In August of 2015, after a few years of organizing, Inquilinxs Unidxs held a community cookout with all of the people they had worked with. A vote was held and it was decided that, with the blessing of the community, Arnold and Roberto de la Riva, another Inquilinxs Unidxs organizer, would quit their jobs and begin working at the organization full time. Arnold and de la Riva funded their work with their personal savings until the organization received its first grant from the Minneapolis-based Headwaters Foundation for Justice this year.
While there are other local resources such as HOME Line, which organizes and works with tenants across the state, Inquilinxs Unidxs develops deep relationships with a smaller number of tenants over time, some of whom transition into formally working for the group, as Lozano did in the early days, and Carrillo did in a part-time capacity in August 2017.
The focus of Inquilinxs Unidxs’ work is to empower tenants to stand up for themselves by bringing them together and connecting them with the resources they need. As tenants learn more about their rights and finding strength in numbers, they begin to share more and more of their stories. When similar experiences begin to stack up, action plans that include everything from protests such as the one on Frenz’s lawn to taking management groups like QT Properties to court are devised to seek justice—all powered by the renters themselves. The organization also pushes for alternative systemic solutions that don’t currently exist in Minneapolis, like rent control.
More recently, Inquilinxs Unidxs has, through methods like securing pro bono lawyers to fight court battles on behalf of tenants, been involved in the Hennepin County housing court ordering Frenz to repay just under $28,000 to six tenants, which is believed to be the largest abatement awarded to multiple tenants in Minnesota housing court history.
Inquilinxs Unidxs’ work has also led to what could become the largest class-action lawsuit regarding rent returns in the country against Frenz and Spiros Zorbalas, a notorious Minneapolis landlord. The case—which concerns more than 1,000 rental units spread across 60 buildings—is being spearheaded pro bono by lawyers from Faegre Baker Daniels, and seeks the total return of rents collected over the course of several years by arguing that Frenz was incentivized by Zorbalas to suppress the cost of repairs.

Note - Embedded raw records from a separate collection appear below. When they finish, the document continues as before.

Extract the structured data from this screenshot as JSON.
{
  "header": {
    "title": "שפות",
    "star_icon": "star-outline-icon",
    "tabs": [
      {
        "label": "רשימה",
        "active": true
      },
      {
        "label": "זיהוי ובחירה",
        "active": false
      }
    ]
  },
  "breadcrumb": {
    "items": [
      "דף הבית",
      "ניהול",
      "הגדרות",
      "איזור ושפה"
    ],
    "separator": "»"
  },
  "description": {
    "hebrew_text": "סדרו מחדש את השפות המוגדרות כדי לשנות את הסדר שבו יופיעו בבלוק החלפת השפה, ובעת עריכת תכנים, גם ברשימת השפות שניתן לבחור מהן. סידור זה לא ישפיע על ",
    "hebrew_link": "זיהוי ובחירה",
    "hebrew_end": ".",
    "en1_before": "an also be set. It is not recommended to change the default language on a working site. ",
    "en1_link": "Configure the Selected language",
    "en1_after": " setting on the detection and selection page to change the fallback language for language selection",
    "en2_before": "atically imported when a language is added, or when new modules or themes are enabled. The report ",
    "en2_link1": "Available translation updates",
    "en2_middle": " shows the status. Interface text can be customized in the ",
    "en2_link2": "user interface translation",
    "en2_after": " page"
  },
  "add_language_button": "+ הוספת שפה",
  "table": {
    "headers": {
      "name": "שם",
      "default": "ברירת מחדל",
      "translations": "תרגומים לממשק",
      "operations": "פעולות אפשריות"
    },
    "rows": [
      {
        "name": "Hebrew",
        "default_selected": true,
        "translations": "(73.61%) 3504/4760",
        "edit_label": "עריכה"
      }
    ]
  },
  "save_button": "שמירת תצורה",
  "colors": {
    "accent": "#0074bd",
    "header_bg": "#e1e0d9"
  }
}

In 2011, Zorbalas was banned from owning rental property in the city of Minneapolis for five years, and in 2012 Frenz bought all of his buildings. Recently though, the class-action case’s proceedings eventually revealed an operating agreement and emails appearing to show that Zorbalas maintained financial control of his properties after the sale.

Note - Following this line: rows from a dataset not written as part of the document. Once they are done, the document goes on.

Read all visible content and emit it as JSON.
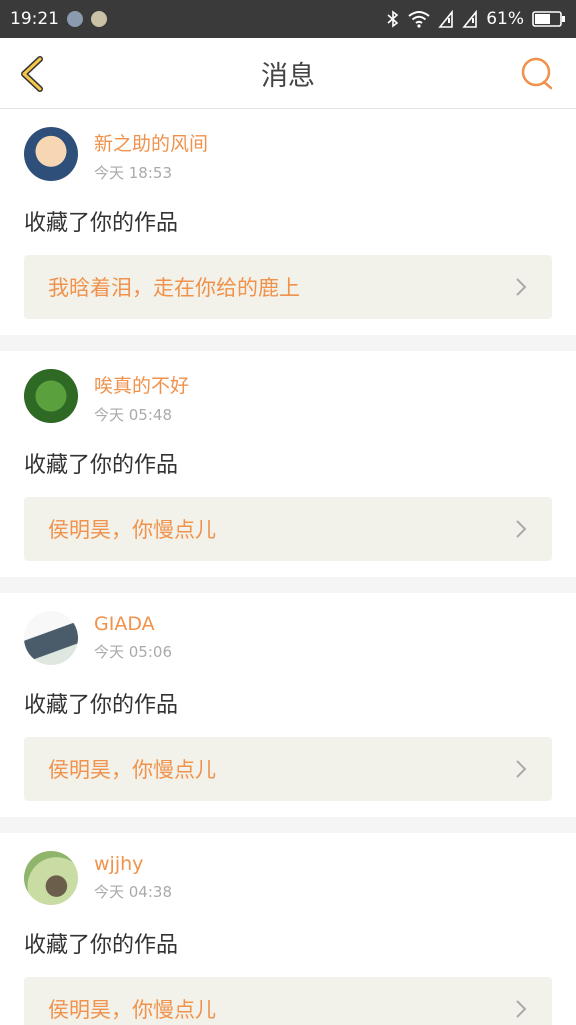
{
  "status_bar": {
    "time": "19:21",
    "battery": "61%"
  },
  "header": {
    "title": "消息"
  },
  "messages": [
    {
      "name": "新之助的风间",
      "time": "今天 18:53",
      "action": "收藏了你的作品",
      "work": "我晗着泪，走在你给的鹿上"
    },
    {
      "name": "唉真的不好",
      "time": "今天 05:48",
      "action": "收藏了你的作品",
      "work": "侯明昊，你慢点儿"
    },
    {
      "name": "GIADA",
      "time": "今天 05:06",
      "action": "收藏了你的作品",
      "work": "侯明昊，你慢点儿"
    },
    {
      "name": "wjjhy",
      "time": "今天 04:38",
      "action": "收藏了你的作品",
      "work": "侯明昊，你慢点儿"
    }
  ],
  "colors": {
    "accent": "#f0924c",
    "status_bg": "#3a3a3a",
    "quote_bg": "#f3f2ea"
  }
}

It’s likely that, without the committed, relentless work of the tenants that comprise Inquilinxs Unidxs, not only would the apparent Zorbalas-Frenz connection have gone unnoticed, but more renters would still be suffering today.
“If [Arnold and Villanueva] didn’t knock on our doors those days and we hadn’t come together, we’d still be living in fear and would still be discriminated against. It’s important that groups like [Inquilinxs Unidxs] exist. Unfortunately, because of our language or the way we were educated, we don’t feel like we have rights and if we don’t feel like we have rights, we can’t assert our rights,” Lozano said.